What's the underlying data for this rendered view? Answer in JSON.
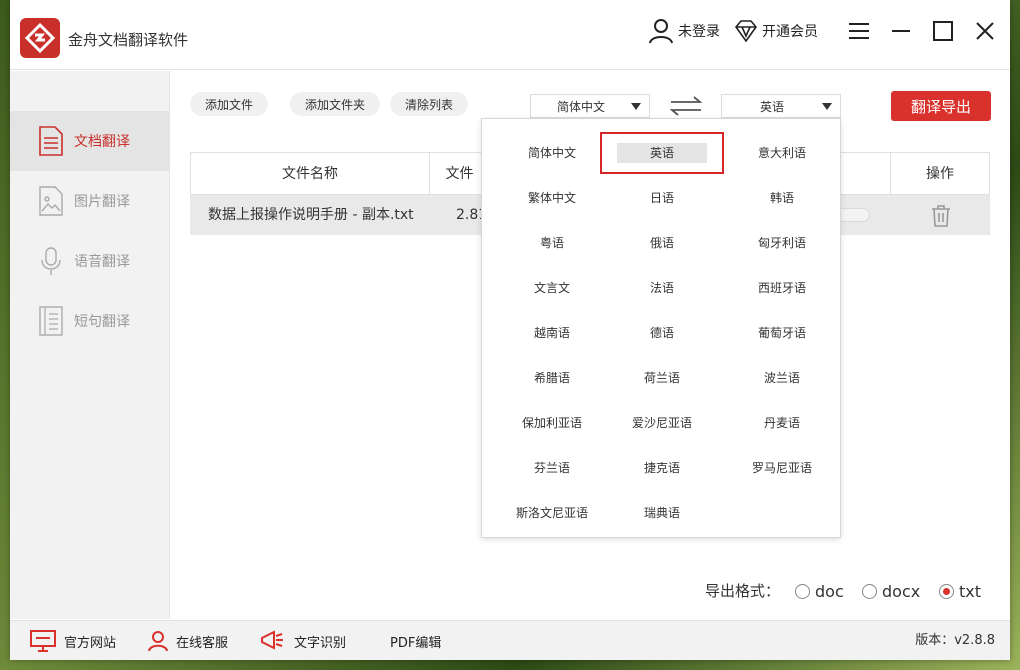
{
  "app": {
    "title": "金舟文档翻译软件"
  },
  "titlebar": {
    "login_label": "未登录",
    "vip_label": "开通会员"
  },
  "sidebar": {
    "items": [
      {
        "label": "文档翻译",
        "icon": "document-icon",
        "active": true
      },
      {
        "label": "图片翻译",
        "icon": "image-icon",
        "active": false
      },
      {
        "label": "语音翻译",
        "icon": "microphone-icon",
        "active": false
      },
      {
        "label": "短句翻译",
        "icon": "text-lines-icon",
        "active": false
      }
    ]
  },
  "toolbar": {
    "add_file": "添加文件",
    "add_folder": "添加文件夹",
    "clear_list": "清除列表",
    "source_lang": "简体中文",
    "target_lang": "英语",
    "export_label": "翻译导出"
  },
  "table": {
    "headers": {
      "name": "文件名称",
      "size": "文件",
      "action": "操作"
    },
    "rows": [
      {
        "name": "数据上报操作说明手册 - 副本.txt",
        "size": "2.81"
      }
    ]
  },
  "dropdown": {
    "selected": "英语",
    "languages": [
      [
        "简体中文",
        "英语",
        "意大利语"
      ],
      [
        "繁体中文",
        "日语",
        "韩语"
      ],
      [
        "粤语",
        "俄语",
        "匈牙利语"
      ],
      [
        "文言文",
        "法语",
        "西班牙语"
      ],
      [
        "越南语",
        "德语",
        "葡萄牙语"
      ],
      [
        "希腊语",
        "荷兰语",
        "波兰语"
      ],
      [
        "保加利亚语",
        "爱沙尼亚语",
        "丹麦语"
      ],
      [
        "芬兰语",
        "捷克语",
        "罗马尼亚语"
      ],
      [
        "斯洛文尼亚语",
        "瑞典语",
        ""
      ]
    ]
  },
  "export_format": {
    "label": "导出格式：",
    "options": [
      {
        "label": "doc",
        "checked": false
      },
      {
        "label": "docx",
        "checked": false
      },
      {
        "label": "txt",
        "checked": true
      }
    ]
  },
  "footer": {
    "website": "官方网站",
    "support": "在线客服",
    "ocr": "文字识别",
    "pdf": "PDF编辑",
    "version": "版本：v2.8.8"
  },
  "colors": {
    "accent": "#d9312b",
    "sidebar_bg": "#f2f2f2"
  }
}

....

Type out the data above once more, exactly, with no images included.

What's the underlying data for this rendered view? Answer in JSON.
{
  "app": {
    "title": "金舟文档翻译软件"
  },
  "titlebar": {
    "login_label": "未登录",
    "vip_label": "开通会员"
  },
  "sidebar": {
    "items": [
      {
        "label": "文档翻译",
        "icon": "document-icon",
        "active": true
      },
      {
        "label": "图片翻译",
        "icon": "image-icon",
        "active": false
      },
      {
        "label": "语音翻译",
        "icon": "microphone-icon",
        "active": false
      },
      {
        "label": "短句翻译",
        "icon": "text-lines-icon",
        "active": false
      }
    ]
  },
  "toolbar": {
    "add_file": "添加文件",
    "add_folder": "添加文件夹",
    "clear_list": "清除列表",
    "source_lang": "简体中文",
    "target_lang": "英语",
    "export_label": "翻译导出"
  },
  "table": {
    "headers": {
      "name": "文件名称",
      "size": "文件",
      "action": "操作"
    },
    "rows": [
      {
        "name": "数据上报操作说明手册 - 副本.txt",
        "size": "2.81"
      }
    ]
  },
  "dropdown": {
    "selected": "英语",
    "languages": [
      [
        "简体中文",
        "英语",
        "意大利语"
      ],
      [
        "繁体中文",
        "日语",
        "韩语"
      ],
      [
        "粤语",
        "俄语",
        "匈牙利语"
      ],
      [
        "文言文",
        "法语",
        "西班牙语"
      ],
      [
        "越南语",
        "德语",
        "葡萄牙语"
      ],
      [
        "希腊语",
        "荷兰语",
        "波兰语"
      ],
      [
        "保加利亚语",
        "爱沙尼亚语",
        "丹麦语"
      ],
      [
        "芬兰语",
        "捷克语",
        "罗马尼亚语"
      ],
      [
        "斯洛文尼亚语",
        "瑞典语",
        ""
      ]
    ]
  },
  "export_format": {
    "label": "导出格式：",
    "options": [
      {
        "label": "doc",
        "checked": false
      },
      {
        "label": "docx",
        "checked": false
      },
      {
        "label": "txt",
        "checked": true
      }
    ]
  },
  "footer": {
    "website": "官方网站",
    "support": "在线客服",
    "ocr": "文字识别",
    "pdf": "PDF编辑",
    "version": "版本：v2.8.8"
  },
  "colors": {
    "accent": "#d9312b",
    "sidebar_bg": "#f2f2f2"
  }
}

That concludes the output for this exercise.